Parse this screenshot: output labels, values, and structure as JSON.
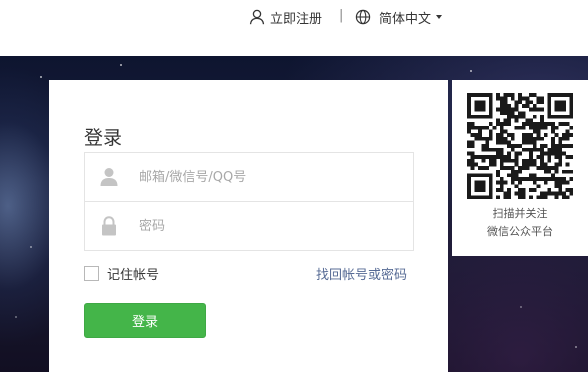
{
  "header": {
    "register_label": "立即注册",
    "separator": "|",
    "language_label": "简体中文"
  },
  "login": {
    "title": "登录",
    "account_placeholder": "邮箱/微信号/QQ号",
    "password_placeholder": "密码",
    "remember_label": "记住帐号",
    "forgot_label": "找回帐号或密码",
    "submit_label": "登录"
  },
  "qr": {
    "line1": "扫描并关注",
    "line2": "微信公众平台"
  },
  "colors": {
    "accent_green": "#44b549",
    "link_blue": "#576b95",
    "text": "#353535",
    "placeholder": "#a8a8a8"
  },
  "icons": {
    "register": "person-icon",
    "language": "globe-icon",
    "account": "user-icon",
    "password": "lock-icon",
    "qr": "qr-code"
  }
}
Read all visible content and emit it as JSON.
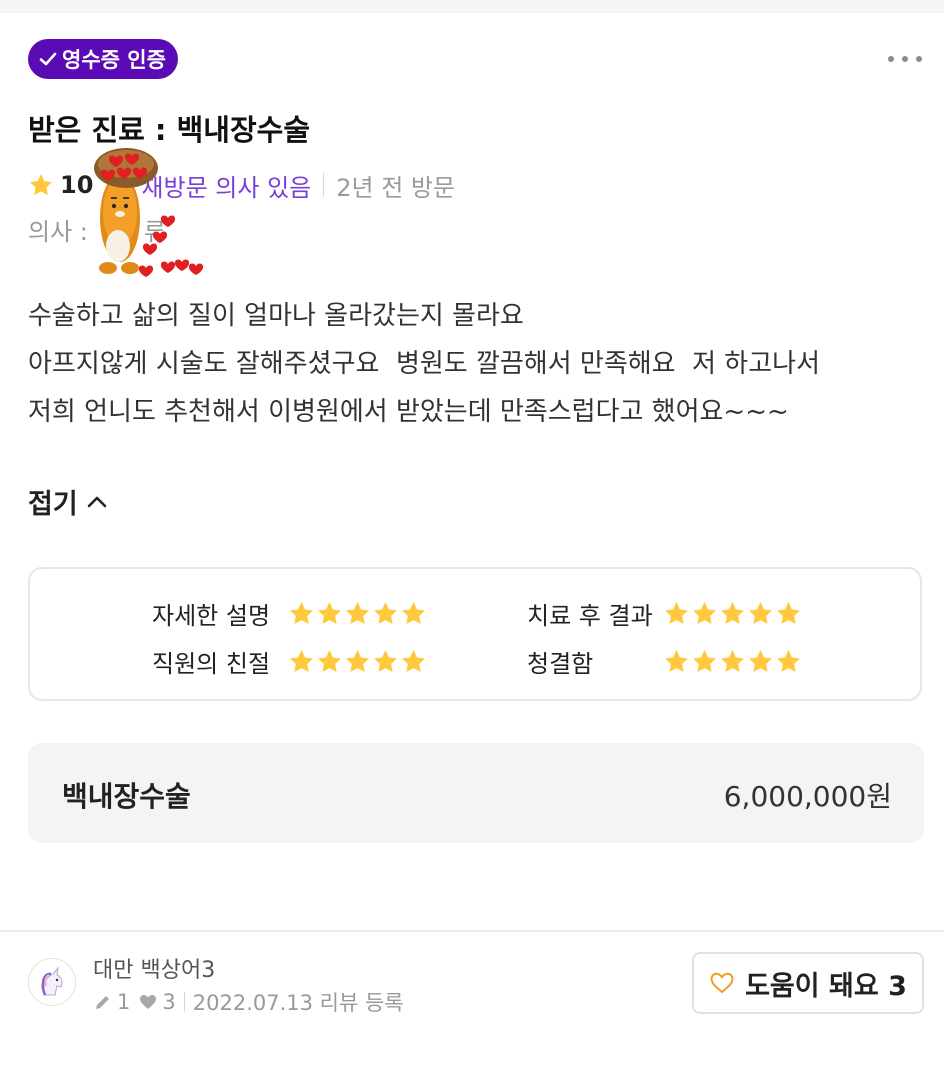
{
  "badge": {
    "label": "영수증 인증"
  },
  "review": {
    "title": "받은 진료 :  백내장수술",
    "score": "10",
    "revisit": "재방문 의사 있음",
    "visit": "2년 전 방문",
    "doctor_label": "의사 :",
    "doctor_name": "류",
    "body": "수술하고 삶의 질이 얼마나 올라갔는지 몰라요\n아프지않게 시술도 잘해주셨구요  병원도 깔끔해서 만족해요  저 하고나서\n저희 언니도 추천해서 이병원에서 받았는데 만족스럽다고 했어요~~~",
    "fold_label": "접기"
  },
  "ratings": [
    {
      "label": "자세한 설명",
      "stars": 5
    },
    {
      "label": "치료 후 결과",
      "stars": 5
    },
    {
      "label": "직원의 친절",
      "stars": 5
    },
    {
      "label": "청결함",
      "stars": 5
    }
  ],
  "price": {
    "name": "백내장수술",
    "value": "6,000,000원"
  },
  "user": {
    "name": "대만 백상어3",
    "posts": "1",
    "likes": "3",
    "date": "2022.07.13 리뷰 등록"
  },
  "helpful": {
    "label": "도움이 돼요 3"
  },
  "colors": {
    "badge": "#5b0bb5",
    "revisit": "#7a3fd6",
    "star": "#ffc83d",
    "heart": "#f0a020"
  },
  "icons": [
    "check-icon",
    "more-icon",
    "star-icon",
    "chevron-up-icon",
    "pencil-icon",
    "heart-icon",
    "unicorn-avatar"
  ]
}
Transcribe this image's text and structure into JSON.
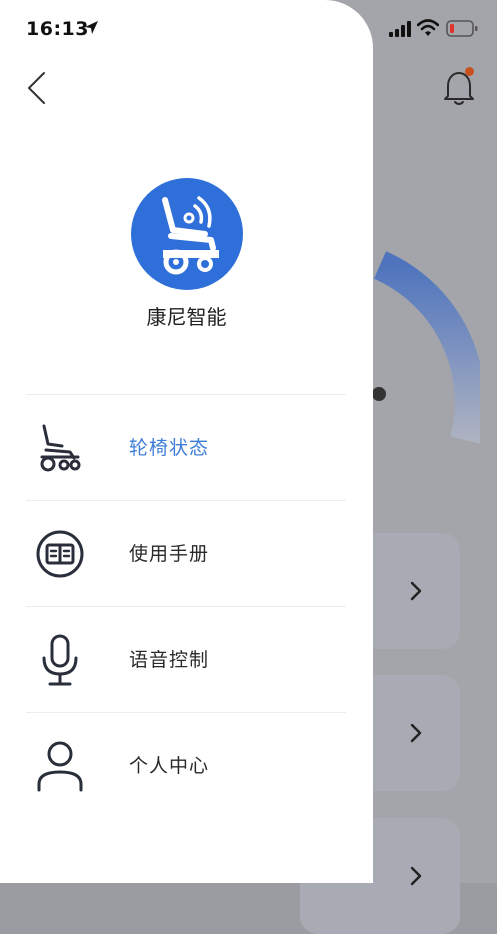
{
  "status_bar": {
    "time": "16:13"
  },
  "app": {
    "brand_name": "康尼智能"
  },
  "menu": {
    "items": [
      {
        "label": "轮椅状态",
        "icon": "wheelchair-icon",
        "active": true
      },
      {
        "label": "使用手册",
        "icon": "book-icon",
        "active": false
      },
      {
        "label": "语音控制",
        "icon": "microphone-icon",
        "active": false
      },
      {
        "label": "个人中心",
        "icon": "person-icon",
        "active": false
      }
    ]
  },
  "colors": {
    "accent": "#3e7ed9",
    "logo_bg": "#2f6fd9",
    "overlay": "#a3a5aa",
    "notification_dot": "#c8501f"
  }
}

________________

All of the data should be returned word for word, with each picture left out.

— Response to this task —
Parse this screenshot: output labels, values, and structure as JSON.
{
  "header": {
    "register_label": "立即注册",
    "separator": "|",
    "language_label": "简体中文"
  },
  "login": {
    "title": "登录",
    "account_placeholder": "邮箱/微信号/QQ号",
    "password_placeholder": "密码",
    "remember_label": "记住帐号",
    "forgot_label": "找回帐号或密码",
    "submit_label": "登录"
  },
  "qr": {
    "line1": "扫描并关注",
    "line2": "微信公众平台"
  },
  "colors": {
    "accent_green": "#44b549",
    "link_blue": "#576b95",
    "text": "#353535",
    "placeholder": "#a8a8a8"
  },
  "icons": {
    "register": "person-icon",
    "language": "globe-icon",
    "account": "user-icon",
    "password": "lock-icon",
    "qr": "qr-code"
  }
}
Read all visible content and emit it as JSON.
{
  "badge": {
    "label": "영수증 인증"
  },
  "review": {
    "title": "받은 진료 :  백내장수술",
    "score": "10",
    "revisit": "재방문 의사 있음",
    "visit": "2년 전 방문",
    "doctor_label": "의사 :",
    "doctor_name": "류",
    "body": "수술하고 삶의 질이 얼마나 올라갔는지 몰라요\n아프지않게 시술도 잘해주셨구요  병원도 깔끔해서 만족해요  저 하고나서\n저희 언니도 추천해서 이병원에서 받았는데 만족스럽다고 했어요~~~",
    "fold_label": "접기"
  },
  "ratings": [
    {
      "label": "자세한 설명",
      "stars": 5
    },
    {
      "label": "치료 후 결과",
      "stars": 5
    },
    {
      "label": "직원의 친절",
      "stars": 5
    },
    {
      "label": "청결함",
      "stars": 5
    }
  ],
  "price": {
    "name": "백내장수술",
    "value": "6,000,000원"
  },
  "user": {
    "name": "대만 백상어3",
    "posts": "1",
    "likes": "3",
    "date": "2022.07.13 리뷰 등록"
  },
  "helpful": {
    "label": "도움이 돼요 3"
  },
  "colors": {
    "badge": "#5b0bb5",
    "revisit": "#7a3fd6",
    "star": "#ffc83d",
    "heart": "#f0a020"
  },
  "icons": [
    "check-icon",
    "more-icon",
    "star-icon",
    "chevron-up-icon",
    "pencil-icon",
    "heart-icon",
    "unicorn-avatar"
  ]
}
Transcribe this image's text and structure into JSON.
{
  "status_bar": {
    "time": "16:13"
  },
  "app": {
    "brand_name": "康尼智能"
  },
  "menu": {
    "items": [
      {
        "label": "轮椅状态",
        "icon": "wheelchair-icon",
        "active": true
      },
      {
        "label": "使用手册",
        "icon": "book-icon",
        "active": false
      },
      {
        "label": "语音控制",
        "icon": "microphone-icon",
        "active": false
      },
      {
        "label": "个人中心",
        "icon": "person-icon",
        "active": false
      }
    ]
  },
  "colors": {
    "accent": "#3e7ed9",
    "logo_bg": "#2f6fd9",
    "overlay": "#a3a5aa",
    "notification_dot": "#c8501f"
  }
}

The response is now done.